== EXTRACTED MATERIAL ==
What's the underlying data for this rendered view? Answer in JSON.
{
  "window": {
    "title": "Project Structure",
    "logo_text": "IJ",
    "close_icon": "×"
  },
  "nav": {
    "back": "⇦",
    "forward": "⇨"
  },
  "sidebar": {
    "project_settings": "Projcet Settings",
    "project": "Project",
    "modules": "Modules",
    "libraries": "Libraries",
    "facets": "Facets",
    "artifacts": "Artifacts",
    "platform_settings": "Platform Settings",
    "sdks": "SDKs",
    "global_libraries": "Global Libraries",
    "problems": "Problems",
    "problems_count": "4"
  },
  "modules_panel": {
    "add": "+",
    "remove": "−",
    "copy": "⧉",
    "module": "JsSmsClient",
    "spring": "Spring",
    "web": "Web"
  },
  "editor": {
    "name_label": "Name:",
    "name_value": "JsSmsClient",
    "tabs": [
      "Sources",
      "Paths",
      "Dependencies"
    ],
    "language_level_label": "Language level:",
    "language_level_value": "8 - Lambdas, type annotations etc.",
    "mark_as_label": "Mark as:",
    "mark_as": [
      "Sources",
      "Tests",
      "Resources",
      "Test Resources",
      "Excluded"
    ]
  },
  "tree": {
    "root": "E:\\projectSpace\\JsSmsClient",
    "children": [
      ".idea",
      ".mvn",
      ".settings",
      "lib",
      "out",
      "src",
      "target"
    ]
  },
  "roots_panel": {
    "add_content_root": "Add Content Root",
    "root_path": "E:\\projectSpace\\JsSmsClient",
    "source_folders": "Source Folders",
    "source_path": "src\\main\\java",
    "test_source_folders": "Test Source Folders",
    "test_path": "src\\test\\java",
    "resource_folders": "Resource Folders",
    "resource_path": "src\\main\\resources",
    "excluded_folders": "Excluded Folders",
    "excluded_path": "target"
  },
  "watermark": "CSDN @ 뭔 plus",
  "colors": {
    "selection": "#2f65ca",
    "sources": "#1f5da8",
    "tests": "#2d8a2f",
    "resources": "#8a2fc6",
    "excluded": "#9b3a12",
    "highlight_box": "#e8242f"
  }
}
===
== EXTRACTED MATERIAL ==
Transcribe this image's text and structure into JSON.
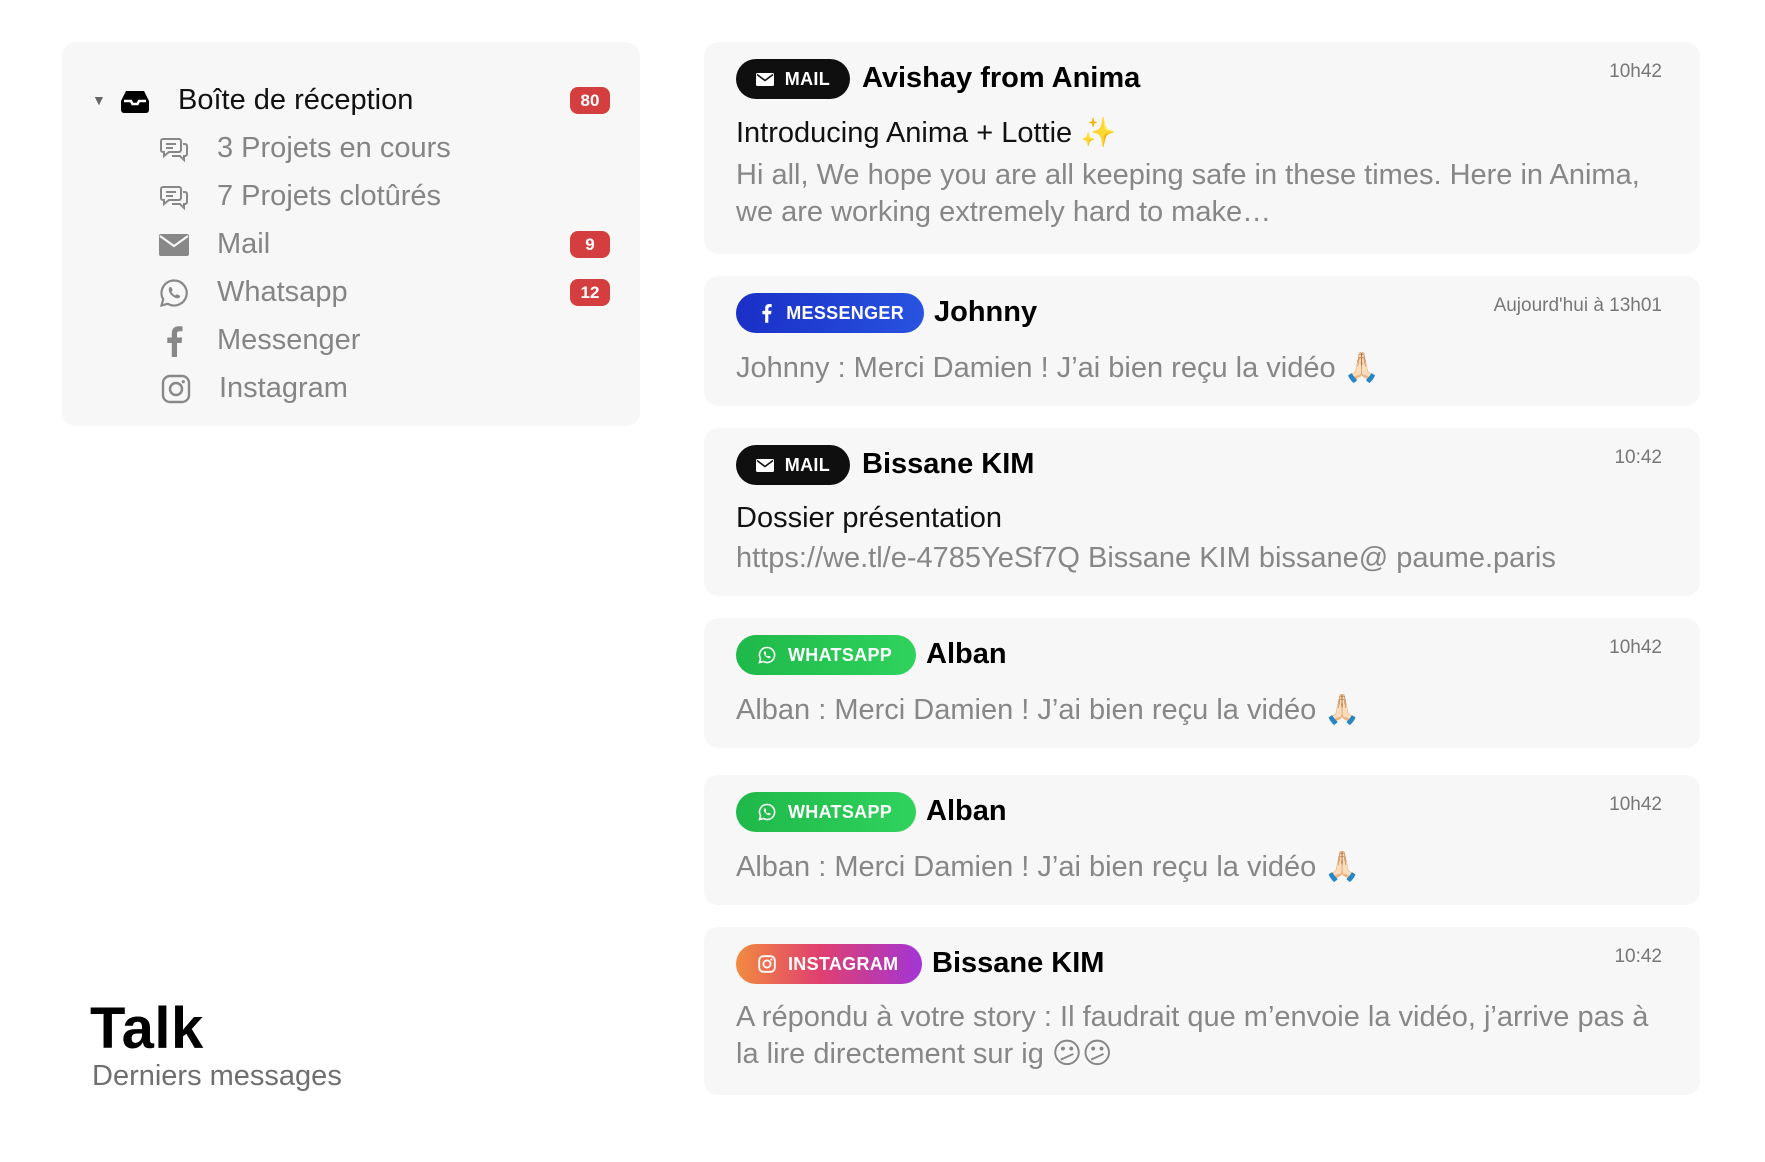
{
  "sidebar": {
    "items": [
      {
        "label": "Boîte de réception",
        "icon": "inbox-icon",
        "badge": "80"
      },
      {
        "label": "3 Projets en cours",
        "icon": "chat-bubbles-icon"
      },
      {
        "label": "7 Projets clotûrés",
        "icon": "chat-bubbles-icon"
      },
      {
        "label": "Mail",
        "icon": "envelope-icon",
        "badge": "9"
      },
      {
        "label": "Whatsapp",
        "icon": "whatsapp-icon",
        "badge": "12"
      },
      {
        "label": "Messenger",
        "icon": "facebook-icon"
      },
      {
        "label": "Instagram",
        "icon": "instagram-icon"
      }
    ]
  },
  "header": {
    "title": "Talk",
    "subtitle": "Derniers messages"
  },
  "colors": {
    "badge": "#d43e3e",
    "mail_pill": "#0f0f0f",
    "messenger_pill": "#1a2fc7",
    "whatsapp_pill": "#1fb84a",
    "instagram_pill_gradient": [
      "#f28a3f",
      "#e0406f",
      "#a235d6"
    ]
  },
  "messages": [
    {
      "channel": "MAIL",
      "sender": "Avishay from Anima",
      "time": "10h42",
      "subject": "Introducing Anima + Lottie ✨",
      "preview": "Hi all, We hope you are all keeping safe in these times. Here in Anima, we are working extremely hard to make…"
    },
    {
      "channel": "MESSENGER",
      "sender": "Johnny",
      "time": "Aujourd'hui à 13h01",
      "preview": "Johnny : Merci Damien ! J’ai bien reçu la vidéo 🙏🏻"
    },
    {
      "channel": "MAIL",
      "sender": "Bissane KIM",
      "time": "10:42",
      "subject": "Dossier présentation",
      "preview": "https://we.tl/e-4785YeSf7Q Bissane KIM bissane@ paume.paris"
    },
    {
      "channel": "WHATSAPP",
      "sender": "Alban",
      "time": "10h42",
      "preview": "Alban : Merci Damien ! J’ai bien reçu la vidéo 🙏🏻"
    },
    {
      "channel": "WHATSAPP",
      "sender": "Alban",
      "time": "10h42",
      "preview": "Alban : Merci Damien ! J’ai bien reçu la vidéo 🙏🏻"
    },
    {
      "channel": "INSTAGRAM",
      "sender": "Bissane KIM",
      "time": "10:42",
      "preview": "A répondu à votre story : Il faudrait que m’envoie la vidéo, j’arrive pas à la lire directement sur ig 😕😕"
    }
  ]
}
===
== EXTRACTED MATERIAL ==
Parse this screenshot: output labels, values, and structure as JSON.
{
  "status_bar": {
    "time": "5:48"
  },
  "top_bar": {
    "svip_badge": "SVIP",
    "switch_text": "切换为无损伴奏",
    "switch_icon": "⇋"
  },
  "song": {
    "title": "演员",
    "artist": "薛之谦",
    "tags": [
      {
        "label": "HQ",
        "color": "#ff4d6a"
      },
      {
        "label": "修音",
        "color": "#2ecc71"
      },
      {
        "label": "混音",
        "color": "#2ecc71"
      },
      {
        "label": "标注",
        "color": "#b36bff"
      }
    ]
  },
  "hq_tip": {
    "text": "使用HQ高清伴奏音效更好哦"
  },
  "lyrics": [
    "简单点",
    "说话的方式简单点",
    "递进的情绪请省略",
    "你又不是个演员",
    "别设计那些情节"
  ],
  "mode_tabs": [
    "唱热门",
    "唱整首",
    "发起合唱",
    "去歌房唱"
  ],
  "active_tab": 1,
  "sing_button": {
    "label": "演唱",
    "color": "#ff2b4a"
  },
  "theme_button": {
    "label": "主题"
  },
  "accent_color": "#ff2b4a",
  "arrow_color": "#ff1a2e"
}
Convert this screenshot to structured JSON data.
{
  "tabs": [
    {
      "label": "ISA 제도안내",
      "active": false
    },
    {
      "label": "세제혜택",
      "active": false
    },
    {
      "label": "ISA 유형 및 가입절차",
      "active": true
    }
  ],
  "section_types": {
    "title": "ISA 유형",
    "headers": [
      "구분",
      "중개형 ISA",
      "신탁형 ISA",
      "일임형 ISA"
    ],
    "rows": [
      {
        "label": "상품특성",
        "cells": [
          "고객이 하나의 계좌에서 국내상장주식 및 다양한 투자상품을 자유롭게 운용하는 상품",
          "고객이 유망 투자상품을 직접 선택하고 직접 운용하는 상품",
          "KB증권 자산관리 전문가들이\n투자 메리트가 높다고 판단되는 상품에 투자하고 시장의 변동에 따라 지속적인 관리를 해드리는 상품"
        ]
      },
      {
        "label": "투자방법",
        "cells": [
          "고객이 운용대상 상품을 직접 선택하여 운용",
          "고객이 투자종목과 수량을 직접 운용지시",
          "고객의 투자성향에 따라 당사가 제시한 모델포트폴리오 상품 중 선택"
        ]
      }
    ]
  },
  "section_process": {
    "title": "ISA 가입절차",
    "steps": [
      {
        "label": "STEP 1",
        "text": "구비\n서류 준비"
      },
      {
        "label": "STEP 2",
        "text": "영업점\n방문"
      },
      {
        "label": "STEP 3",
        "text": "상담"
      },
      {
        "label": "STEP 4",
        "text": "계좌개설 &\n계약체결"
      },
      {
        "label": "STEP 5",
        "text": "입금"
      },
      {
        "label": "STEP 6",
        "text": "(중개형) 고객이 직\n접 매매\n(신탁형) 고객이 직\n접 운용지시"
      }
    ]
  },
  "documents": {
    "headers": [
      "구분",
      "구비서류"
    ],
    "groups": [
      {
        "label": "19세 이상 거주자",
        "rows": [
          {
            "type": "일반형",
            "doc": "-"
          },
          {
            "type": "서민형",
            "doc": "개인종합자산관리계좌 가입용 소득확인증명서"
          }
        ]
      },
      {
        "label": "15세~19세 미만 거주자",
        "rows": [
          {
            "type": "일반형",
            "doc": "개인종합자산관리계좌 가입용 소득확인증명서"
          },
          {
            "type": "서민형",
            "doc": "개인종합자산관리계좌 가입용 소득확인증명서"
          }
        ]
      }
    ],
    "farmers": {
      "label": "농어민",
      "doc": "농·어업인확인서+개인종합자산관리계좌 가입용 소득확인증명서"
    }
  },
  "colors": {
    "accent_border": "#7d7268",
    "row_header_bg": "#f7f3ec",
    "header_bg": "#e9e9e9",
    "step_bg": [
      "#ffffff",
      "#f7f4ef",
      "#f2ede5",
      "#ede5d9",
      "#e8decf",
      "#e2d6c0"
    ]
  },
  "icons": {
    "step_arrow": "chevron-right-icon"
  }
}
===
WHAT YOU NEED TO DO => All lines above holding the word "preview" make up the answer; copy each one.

SOLUTION TO THIS PROBLEM =>
      "preview": "Hi all, We hope you are all keeping safe in these times. Here in Anima, we are working extremely hard to make…"
      "preview": "Johnny : Merci Damien ! J’ai bien reçu la vidéo 🙏🏻"
      "preview": "https://we.tl/e-4785YeSf7Q Bissane KIM bissane@ paume.paris"
      "preview": "Alban : Merci Damien ! J’ai bien reçu la vidéo 🙏🏻"
      "preview": "Alban : Merci Damien ! J’ai bien reçu la vidéo 🙏🏻"
      "preview": "A répondu à votre story : Il faudrait que m’envoie la vidéo, j’arrive pas à la lire directement sur ig 😕😕"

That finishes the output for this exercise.